> **How to complete this task**
Sort through the entries below and pull out lines containing the word "value".

> **Information given**

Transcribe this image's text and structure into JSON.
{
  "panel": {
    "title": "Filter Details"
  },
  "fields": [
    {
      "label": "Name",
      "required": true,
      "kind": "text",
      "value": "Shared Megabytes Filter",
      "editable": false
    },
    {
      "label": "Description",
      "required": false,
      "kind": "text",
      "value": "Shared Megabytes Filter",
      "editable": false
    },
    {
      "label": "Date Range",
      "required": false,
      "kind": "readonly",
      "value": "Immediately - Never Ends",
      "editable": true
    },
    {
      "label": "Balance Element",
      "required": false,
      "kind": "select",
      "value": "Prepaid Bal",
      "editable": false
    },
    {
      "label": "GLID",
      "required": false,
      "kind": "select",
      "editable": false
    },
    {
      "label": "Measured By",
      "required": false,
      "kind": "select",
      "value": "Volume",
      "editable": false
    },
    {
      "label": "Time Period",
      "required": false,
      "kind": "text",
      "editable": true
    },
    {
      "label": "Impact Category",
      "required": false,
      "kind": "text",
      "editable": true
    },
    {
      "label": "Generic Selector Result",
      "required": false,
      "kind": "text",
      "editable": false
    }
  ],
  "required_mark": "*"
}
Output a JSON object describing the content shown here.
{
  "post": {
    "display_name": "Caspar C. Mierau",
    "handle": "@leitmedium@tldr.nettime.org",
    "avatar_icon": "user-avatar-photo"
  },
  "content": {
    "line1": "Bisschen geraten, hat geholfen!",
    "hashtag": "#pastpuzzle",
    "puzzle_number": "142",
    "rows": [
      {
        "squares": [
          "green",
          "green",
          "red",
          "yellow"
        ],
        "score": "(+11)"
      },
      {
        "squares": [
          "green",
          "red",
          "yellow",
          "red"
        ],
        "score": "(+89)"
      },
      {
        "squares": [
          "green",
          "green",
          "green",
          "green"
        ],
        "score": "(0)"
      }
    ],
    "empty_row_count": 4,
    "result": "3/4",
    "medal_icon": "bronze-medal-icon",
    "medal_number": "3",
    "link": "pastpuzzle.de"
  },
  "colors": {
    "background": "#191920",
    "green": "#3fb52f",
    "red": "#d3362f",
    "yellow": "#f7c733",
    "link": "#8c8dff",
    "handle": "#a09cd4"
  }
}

> **Exercise output**
      "value": "Shared Megabytes Filter",
      "value": "Shared Megabytes Filter",
      "value": "Immediately - Never Ends",
      "value": "Prepaid Bal",
      "value": "Volume",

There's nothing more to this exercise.